“I give all the credit to guys like Scott Neiss who have been trying to get this thing across the goal line for two years now with all that back end work and creating a program in Israel, teaching the kids,” Cittadino said. “For me to be part of the team is incredible. I’m a little nervous going in though. The coaches and staff have really high hopes.” While all teams go into the World Games with their sights set on a Gold Medal, Cittadino noted as a new team it is more important for Israel to establish itself as a serious contender on the world stage and set a good example for future players.
One of the things Cittadino is most looking forward to is getting to mingle with the players from all of the other countries. “It’s great seeing other countries around the world playing and being a part of that whole community and understanding how big the sport has grown in the world,” he said. “You kind of live in a little bubble here not realizing (how lacrosse has spread) and to be a part of it on a world stage is going to be really the best part for me.”
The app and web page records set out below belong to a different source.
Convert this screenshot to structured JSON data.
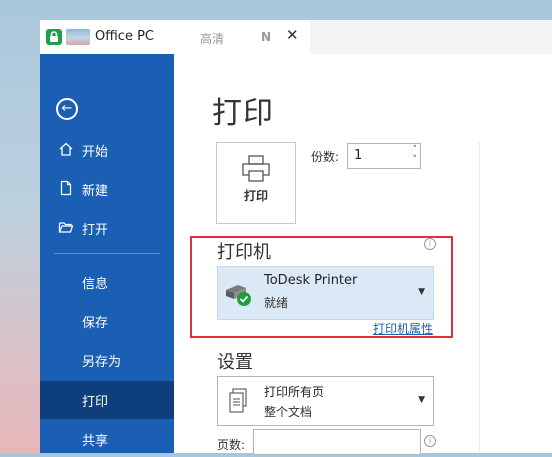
{
  "window": {
    "tab_title": "Office PC",
    "quality": "高清",
    "n_label": "N",
    "close_symbol": "✕"
  },
  "sidebar": {
    "back_icon": "←",
    "items": [
      {
        "label": "开始",
        "icon": "home-icon"
      },
      {
        "label": "新建",
        "icon": "new-document-icon"
      },
      {
        "label": "打开",
        "icon": "folder-open-icon"
      },
      {
        "label": "信息"
      },
      {
        "label": "保存"
      },
      {
        "label": "另存为"
      },
      {
        "label": "打印",
        "active": true
      },
      {
        "label": "共享"
      }
    ]
  },
  "main": {
    "title": "打印",
    "print_button_label": "打印",
    "copies_label": "份数:",
    "copies_value": "1",
    "printer_section_title": "打印机",
    "printer": {
      "name": "ToDesk Printer",
      "status": "就绪",
      "properties_link": "打印机属性"
    },
    "settings_section_title": "设置",
    "settings": {
      "line1": "打印所有页",
      "line2": "整个文档"
    },
    "pages_label": "页数:",
    "pages_value": ""
  },
  "colors": {
    "sidebar": "#1b5fb4",
    "sidebar_active": "#0f3e7d",
    "highlight": "#e0303a",
    "printer_select_bg": "#dbe8f6",
    "link": "#1b5fb4"
  }
}
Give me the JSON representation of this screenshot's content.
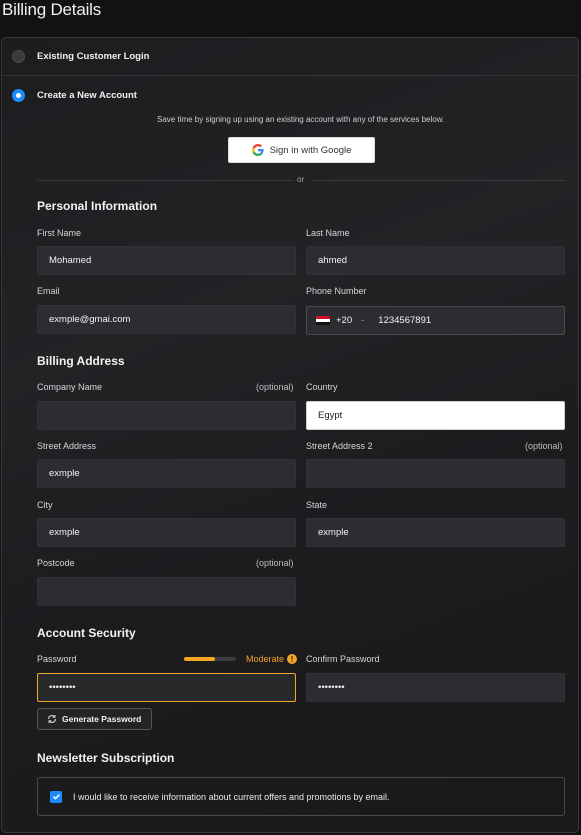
{
  "page_title": "Billing Details",
  "account_options": {
    "existing_label": "Existing Customer Login",
    "existing_selected": false,
    "new_label": "Create a New Account",
    "new_selected": true
  },
  "social": {
    "hint": "Save time by signing up using an existing account with any of the services below.",
    "google_label": "Sign in with Google",
    "or_text": "or"
  },
  "personal": {
    "heading": "Personal Information",
    "first_name": {
      "label": "First Name",
      "value": "Mohamed"
    },
    "last_name": {
      "label": "Last Name",
      "value": "ahmed"
    },
    "email": {
      "label": "Email",
      "value": "exmple@gmai.com"
    },
    "phone": {
      "label": "Phone Number",
      "country_code": "+20",
      "separator": "-",
      "value": "1234567891",
      "flag_icon": "egypt-flag-icon"
    }
  },
  "billing": {
    "heading": "Billing Address",
    "optional_tag": "(optional)",
    "company": {
      "label": "Company Name",
      "value": ""
    },
    "country": {
      "label": "Country",
      "value": "Egypt"
    },
    "street1": {
      "label": "Street Address",
      "value": "exmple"
    },
    "street2": {
      "label": "Street Address 2",
      "value": ""
    },
    "city": {
      "label": "City",
      "value": "exmple"
    },
    "state": {
      "label": "State",
      "value": "exmple"
    },
    "postcode": {
      "label": "Postcode",
      "value": ""
    }
  },
  "security": {
    "heading": "Account Security",
    "password_label": "Password",
    "password_value": "••••••••",
    "strength_label": "Moderate",
    "strength_level": 0.6,
    "confirm_label": "Confirm Password",
    "confirm_value": "••••••••",
    "generate_label": "Generate Password"
  },
  "newsletter": {
    "heading": "Newsletter Subscription",
    "checkbox_label": "I would like to receive information about current offers and promotions by email.",
    "checked": true
  },
  "colors": {
    "accent": "#1a8cff",
    "warning": "#f5a623",
    "background": "#121214",
    "panel": "#1f1f22"
  }
}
For now Cittadino is keeping his focus on the 2014 World Championships, but he plans to remain involved with Israel Lacrosse for the foreseeable future, whether it’s as a player or even an assistant coach. “Career wise, I don’t know if I’m going to be around playing in another four years. I’ll be (35),” he said. “We’ll just have to take it event by event. I’m always going to do as much as I can to help grow the sport.”